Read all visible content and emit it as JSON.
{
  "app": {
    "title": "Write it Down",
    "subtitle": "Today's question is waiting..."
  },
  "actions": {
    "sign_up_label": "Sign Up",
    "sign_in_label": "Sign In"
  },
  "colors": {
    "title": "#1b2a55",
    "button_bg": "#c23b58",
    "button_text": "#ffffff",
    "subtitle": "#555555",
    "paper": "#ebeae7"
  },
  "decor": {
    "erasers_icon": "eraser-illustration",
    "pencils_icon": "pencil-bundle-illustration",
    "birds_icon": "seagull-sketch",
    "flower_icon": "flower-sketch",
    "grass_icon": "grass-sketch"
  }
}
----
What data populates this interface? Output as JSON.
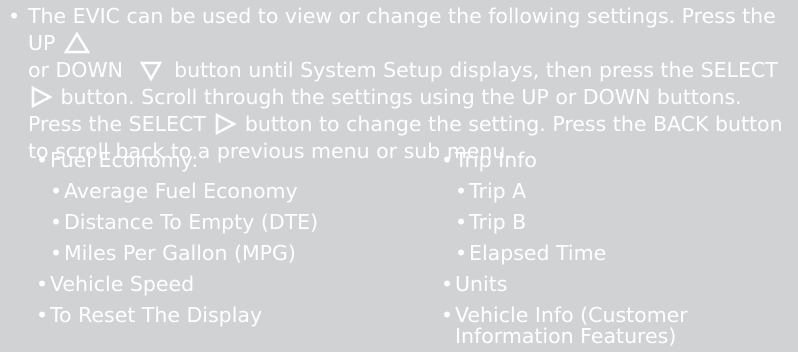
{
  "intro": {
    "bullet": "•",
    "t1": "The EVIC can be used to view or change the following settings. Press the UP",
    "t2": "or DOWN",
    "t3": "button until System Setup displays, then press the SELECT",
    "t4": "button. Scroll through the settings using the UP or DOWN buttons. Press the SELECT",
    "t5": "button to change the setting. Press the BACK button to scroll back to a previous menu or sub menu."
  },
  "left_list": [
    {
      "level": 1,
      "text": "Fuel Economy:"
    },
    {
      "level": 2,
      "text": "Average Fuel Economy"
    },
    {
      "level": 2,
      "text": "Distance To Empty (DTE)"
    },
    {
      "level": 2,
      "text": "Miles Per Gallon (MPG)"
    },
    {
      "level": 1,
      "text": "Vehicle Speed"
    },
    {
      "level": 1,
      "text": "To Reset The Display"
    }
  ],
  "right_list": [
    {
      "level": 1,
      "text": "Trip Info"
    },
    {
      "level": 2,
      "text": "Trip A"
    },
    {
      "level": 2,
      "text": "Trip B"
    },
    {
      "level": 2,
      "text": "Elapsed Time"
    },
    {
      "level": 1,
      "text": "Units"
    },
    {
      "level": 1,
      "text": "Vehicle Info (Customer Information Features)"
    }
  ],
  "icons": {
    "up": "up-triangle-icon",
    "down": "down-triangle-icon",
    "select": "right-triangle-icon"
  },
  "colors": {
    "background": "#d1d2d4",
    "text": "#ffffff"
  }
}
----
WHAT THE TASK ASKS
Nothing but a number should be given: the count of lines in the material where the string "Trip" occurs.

WRITTEN SOLUTION
3